→ WORK TASK:
Within this material, find every line where the string "desc" appears, and copy it out.

━━━━

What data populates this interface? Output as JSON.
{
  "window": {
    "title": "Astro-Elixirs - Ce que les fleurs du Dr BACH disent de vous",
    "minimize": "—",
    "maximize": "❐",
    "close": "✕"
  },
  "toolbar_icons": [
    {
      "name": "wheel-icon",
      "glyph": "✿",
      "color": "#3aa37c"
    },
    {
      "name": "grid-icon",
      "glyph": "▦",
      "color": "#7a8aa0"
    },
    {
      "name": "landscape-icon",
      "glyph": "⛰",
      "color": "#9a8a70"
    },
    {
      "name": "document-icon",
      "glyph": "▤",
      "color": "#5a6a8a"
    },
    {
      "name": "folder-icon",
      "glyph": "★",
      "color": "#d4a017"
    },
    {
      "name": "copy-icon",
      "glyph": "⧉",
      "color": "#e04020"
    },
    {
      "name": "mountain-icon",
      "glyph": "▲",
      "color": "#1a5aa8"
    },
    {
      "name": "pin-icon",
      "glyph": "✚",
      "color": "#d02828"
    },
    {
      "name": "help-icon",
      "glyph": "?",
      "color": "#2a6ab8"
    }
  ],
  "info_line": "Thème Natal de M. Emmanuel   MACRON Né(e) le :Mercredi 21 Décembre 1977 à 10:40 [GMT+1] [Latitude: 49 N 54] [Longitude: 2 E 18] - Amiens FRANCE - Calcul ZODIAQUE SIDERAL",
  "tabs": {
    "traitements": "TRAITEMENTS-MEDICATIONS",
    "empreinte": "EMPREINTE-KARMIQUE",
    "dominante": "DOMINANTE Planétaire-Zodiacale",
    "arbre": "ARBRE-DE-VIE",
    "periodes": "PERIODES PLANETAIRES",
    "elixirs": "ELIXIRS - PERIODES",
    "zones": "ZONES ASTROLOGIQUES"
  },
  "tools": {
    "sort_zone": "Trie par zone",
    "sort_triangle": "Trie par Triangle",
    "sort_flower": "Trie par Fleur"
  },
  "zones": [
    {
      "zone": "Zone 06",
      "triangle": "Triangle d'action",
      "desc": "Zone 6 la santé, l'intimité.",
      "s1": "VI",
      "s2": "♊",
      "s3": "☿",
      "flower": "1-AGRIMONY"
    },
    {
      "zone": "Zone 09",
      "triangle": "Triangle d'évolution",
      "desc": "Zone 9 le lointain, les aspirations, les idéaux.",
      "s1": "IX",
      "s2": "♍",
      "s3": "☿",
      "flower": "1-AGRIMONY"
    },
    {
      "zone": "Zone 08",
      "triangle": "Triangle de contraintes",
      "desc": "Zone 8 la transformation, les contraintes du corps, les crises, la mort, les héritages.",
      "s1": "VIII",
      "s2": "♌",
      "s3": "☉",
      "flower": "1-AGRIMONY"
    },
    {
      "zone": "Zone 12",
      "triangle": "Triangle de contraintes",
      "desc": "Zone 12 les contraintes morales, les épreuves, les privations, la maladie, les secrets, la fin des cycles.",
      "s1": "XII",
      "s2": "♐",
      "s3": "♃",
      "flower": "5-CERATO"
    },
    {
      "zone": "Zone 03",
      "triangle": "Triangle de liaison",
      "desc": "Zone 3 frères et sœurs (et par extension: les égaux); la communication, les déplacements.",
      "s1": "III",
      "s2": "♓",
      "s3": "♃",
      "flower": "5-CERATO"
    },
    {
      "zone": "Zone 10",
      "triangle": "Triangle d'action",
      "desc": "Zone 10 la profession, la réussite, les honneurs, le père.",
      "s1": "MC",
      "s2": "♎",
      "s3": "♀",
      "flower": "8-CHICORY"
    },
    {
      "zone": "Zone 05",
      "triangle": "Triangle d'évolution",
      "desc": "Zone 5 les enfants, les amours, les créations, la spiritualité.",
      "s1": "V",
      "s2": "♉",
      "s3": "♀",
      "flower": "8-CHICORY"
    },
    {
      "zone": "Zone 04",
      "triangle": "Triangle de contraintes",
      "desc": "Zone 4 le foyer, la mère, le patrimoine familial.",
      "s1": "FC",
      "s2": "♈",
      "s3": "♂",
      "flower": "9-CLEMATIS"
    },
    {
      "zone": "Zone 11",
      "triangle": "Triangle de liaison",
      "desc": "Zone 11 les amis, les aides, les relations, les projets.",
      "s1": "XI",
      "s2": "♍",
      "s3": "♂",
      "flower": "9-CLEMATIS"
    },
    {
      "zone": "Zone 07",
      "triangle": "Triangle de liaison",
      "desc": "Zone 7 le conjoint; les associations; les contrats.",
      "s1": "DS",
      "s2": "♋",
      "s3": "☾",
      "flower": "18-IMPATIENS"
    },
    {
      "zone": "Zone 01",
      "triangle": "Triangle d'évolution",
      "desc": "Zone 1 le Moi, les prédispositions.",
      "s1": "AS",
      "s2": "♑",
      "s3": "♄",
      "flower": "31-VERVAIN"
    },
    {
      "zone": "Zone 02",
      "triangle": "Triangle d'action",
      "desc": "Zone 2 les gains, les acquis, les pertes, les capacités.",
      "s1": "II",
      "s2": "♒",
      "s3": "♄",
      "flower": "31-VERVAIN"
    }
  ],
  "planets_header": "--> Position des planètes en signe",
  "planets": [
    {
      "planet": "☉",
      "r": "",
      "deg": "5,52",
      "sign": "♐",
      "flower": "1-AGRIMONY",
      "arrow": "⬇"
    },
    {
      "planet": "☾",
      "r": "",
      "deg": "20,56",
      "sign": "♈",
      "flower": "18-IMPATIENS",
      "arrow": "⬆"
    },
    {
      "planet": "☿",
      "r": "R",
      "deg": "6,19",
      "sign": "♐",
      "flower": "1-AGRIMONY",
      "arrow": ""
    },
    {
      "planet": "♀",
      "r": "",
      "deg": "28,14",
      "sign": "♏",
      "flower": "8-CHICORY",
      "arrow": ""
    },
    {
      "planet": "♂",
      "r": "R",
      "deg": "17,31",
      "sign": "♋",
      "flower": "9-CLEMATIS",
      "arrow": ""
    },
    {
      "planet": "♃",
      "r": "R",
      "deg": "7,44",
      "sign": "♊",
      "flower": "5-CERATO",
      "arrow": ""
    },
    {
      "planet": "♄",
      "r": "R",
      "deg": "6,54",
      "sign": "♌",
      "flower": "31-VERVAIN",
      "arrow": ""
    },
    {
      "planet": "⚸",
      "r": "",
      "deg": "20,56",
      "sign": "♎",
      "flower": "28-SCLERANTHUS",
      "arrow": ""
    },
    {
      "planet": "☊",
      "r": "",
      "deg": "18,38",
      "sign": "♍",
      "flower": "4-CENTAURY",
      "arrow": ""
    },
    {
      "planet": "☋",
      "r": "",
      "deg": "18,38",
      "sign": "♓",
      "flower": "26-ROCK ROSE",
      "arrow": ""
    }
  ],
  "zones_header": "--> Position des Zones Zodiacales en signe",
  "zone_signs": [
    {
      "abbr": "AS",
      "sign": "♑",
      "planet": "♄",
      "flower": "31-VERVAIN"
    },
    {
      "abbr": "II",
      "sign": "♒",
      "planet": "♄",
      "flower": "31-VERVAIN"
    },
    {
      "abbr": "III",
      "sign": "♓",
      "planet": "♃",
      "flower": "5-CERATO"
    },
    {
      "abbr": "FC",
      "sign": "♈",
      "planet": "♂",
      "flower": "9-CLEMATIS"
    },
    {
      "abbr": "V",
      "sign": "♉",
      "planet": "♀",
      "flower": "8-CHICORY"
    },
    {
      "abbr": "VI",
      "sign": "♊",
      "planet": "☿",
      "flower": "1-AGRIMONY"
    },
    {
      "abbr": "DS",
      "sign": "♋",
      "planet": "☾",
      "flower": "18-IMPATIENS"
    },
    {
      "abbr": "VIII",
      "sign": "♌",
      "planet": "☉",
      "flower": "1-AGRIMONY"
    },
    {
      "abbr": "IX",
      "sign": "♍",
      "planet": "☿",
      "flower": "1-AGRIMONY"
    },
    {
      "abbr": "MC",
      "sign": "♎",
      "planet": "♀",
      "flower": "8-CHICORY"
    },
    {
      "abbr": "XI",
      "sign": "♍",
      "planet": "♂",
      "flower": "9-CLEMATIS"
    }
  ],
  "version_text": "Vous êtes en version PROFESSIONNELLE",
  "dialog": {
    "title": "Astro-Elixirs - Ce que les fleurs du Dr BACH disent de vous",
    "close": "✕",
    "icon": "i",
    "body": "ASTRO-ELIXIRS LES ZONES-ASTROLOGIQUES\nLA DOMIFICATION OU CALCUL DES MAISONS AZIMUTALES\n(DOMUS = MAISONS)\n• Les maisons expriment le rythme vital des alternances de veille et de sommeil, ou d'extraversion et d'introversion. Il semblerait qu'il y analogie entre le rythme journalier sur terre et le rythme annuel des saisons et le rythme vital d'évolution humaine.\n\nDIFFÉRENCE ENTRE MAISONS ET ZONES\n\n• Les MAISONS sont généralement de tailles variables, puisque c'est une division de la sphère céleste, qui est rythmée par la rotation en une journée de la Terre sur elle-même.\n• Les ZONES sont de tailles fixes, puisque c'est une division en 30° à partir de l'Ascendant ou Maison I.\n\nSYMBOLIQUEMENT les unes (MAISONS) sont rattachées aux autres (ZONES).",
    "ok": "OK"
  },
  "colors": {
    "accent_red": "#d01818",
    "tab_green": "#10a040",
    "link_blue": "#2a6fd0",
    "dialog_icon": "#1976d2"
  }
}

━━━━

→ TASK SOLUTION:
      "desc": "Zone 6 la santé, l'intimité.",
      "desc": "Zone 9 le lointain, les aspirations, les idéaux.",
      "desc": "Zone 8 la transformation, les contraintes du corps, les crises, la mort, les héritages.",
      "desc": "Zone 12 les contraintes morales, les épreuves, les privations, la maladie, les secrets, la fin des cycles.",
      "desc": "Zone 3 frères et sœurs (et par extension: les égaux); la communication, les déplacements.",
      "desc": "Zone 10 la profession, la réussite, les honneurs, le père.",
      "desc": "Zone 5 les enfants, les amours, les créations, la spiritualité.",
      "desc": "Zone 4 le foyer, la mère, le patrimoine familial.",
      "desc": "Zone 11 les amis, les aides, les relations, les projets.",
      "desc": "Zone 7 le conjoint; les associations; les contrats.",
      "desc": "Zone 1 le Moi, les prédispositions.",
      "desc": "Zone 2 les gains, les acquis, les pertes, les capacités.",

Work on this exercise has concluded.